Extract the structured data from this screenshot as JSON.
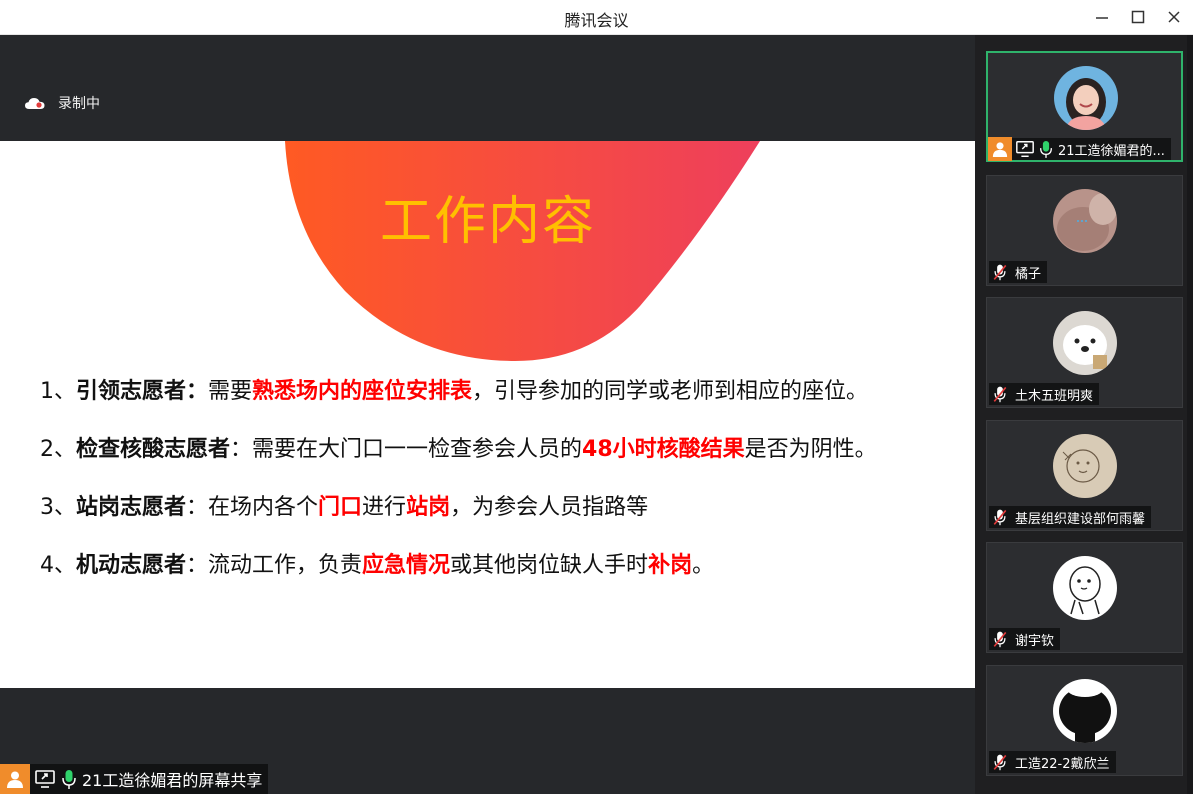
{
  "window": {
    "title": "腾讯会议"
  },
  "recording": {
    "label": "录制中"
  },
  "slide": {
    "title": "工作内容",
    "items": [
      {
        "num": "1、",
        "role": "引领志愿者：",
        "p1": "需要",
        "h1": "熟悉场内的座位安排表",
        "p2": "，引导参加的同学或老师到相应的座位。",
        "h2": "",
        "p3": ""
      },
      {
        "num": "2、",
        "role": "检查核酸志愿者",
        "p1": "：需要在大门口一一检查参会人员的",
        "h1": "48小时核酸结果",
        "p2": "是否为阴性。",
        "h2": "",
        "p3": ""
      },
      {
        "num": "3、",
        "role": "站岗志愿者",
        "p1": "：在场内各个",
        "h1": "门口",
        "p2": "进行",
        "h2": "站岗",
        "p3": "，为参会人员指路等"
      },
      {
        "num": "4、",
        "role": "机动志愿者",
        "p1": "：流动工作，负责",
        "h1": "应急情况",
        "p2": "或其他岗位缺人手时",
        "h2": "补岗",
        "p3": "。"
      }
    ]
  },
  "screen_share": {
    "label": "21工造徐媚君的屏幕共享"
  },
  "participants": [
    {
      "name": "21工造徐媚君的...",
      "active": true,
      "muted": false
    },
    {
      "name": "橘子",
      "active": false,
      "muted": true
    },
    {
      "name": "土木五班明爽",
      "active": false,
      "muted": true
    },
    {
      "name": "基层组织建设部何雨馨",
      "active": false,
      "muted": true
    },
    {
      "name": "谢宇钦",
      "active": false,
      "muted": true
    },
    {
      "name": "工造22-2戴欣兰",
      "active": false,
      "muted": true
    }
  ]
}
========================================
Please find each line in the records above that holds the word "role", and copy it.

§ Exercise result
        "role": "引领志愿者：",
        "role": "检查核酸志愿者",
        "role": "站岗志愿者",
        "role": "机动志愿者",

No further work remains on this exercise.